  • Webster's Revised Unabridged Dictionary
    • Choke damp a damp consisting principally of carbonic acid gas; -- so called from its extinguishing flame and animal life. See Carbonic acid, under Carbonic.
    • Choke damp See Carbonic acid, under Carbonic.
    • ***


In literature:

The interior of the junk shop was dark and damp, and foul with all manner of choking odors.
"McTeague" by Frank Norris
The sound seemed to find no place for itself in the air, which was soaked with heavy dampness, and fell downward, wet and choked.
"Foma Gordyeff" by Maxim Gorky
It had choke-damped his youth, blighted the prospects of his sisters.
"Australia Felix" by Henry Handel Richardson
The laurels were too high, and seemed to choke the narrow space, and the turf owed its verdant appearance to damp moss.
"The Young Step-Mother" by Charlotte M. Yonge
They felt malaria less, but they were more easily choked by dust and made ill by dampness.
"Army Life in a Black Regiment" by Thomas Wentworth Higginson
The choke-damp has got wind.
"Wilson's Tales of the Borders and of Scotland, XXII" by various
They are like choke-damp, only not quite fatal.
"The Doctor's Dilemma" by Hesba Stretton
It forms the chief part of the deadly 'choke damp' after an explosion in a mine.
"Aids to Forensic Medicine and Toxicology" by W. G. Aitchison Robertson
They all knew too well the effect of the fire-damp, and still more destructive choke-damp.
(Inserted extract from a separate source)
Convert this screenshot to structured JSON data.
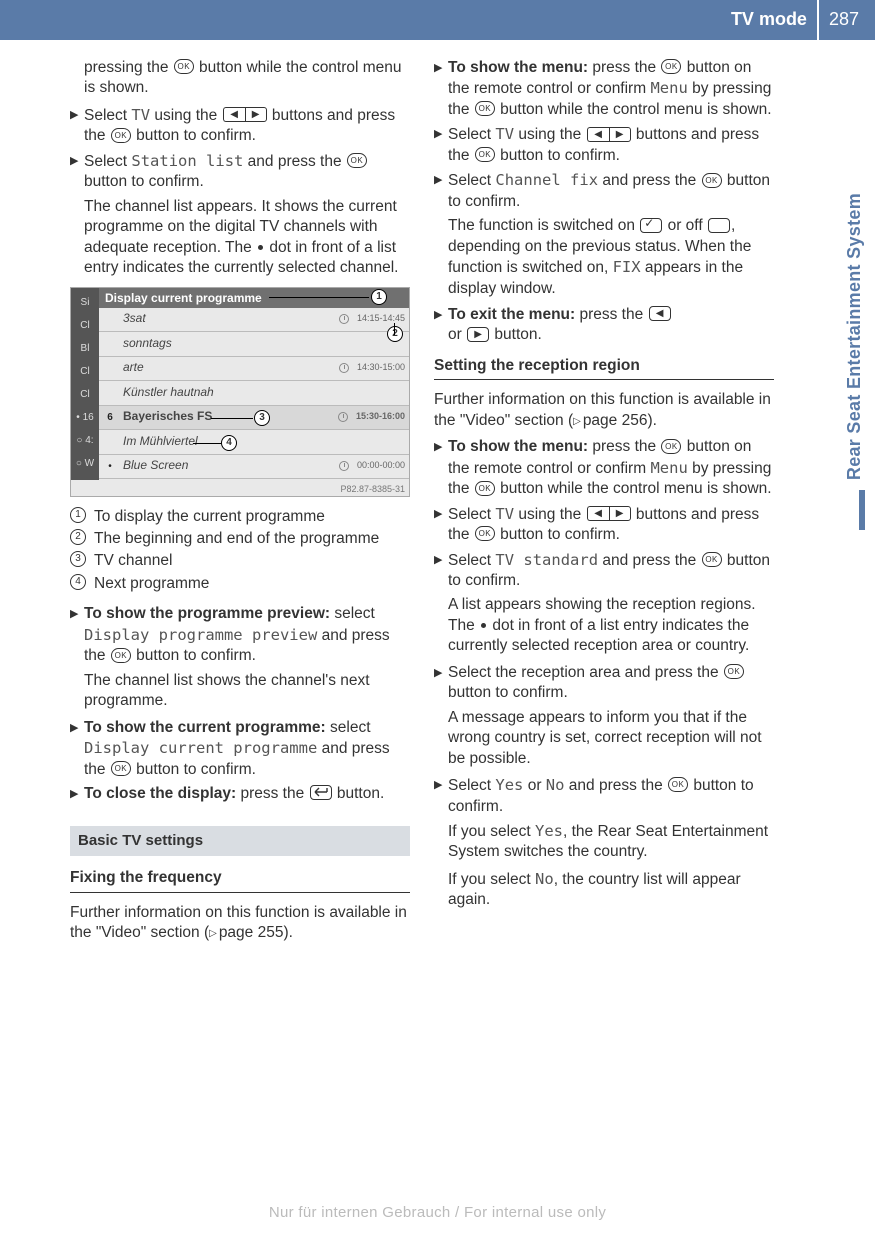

"Taking Tales" by W.H.G. Kingston
One kind of gas is called "choke-damp," because it chokes or suffocates any one who breathes it.
"Diggers in the Earth" by Eva March Tappan
Just choke damp an' fixed air.
"Reels and Spindles" by Evelyn Raymond
But King Carol's military ardour was not merely damped but choked by a recalcitrant cabinet.
"England and Germany" by Emile Joseph Dillon
Many of the best galleries are filled with choke-damp, and must be kept closed.
"A Captain in the Ranks" by George Cary Eggleston
Many more miners are killed by this choke-damp, as they hasten to the bottom of the shaft after an explosion, than by the fire itself.
"Facing Death" by G. A. Henty
His head burst into open air and he choked, strangled and gasped, his tortured lungs gulping the damp, heavy air.
"The Door into Infinity" by Edmond Hamilton
Don't suppose you ever smelled the choke-damp, did you?
"Leerie" by Ruth Sawyer
In defence, it may be urged that there is moral, just as much as there is mine, choke-damp.
"From Sea to Sea" by Rudyard Kipling
The fire-damp either blasts him into a cinder, or the choke-damp noiselessly blots out his life.
"Curiosities of Civilization" by Andrew Wynter
He choked, as he tried to breathe the damp, saturated air.
"The Martian" by Allen Glasser
The air was damp, and the mountain passes were choked with mist.
"Barbara Lynn" by Emily J. Jenkinson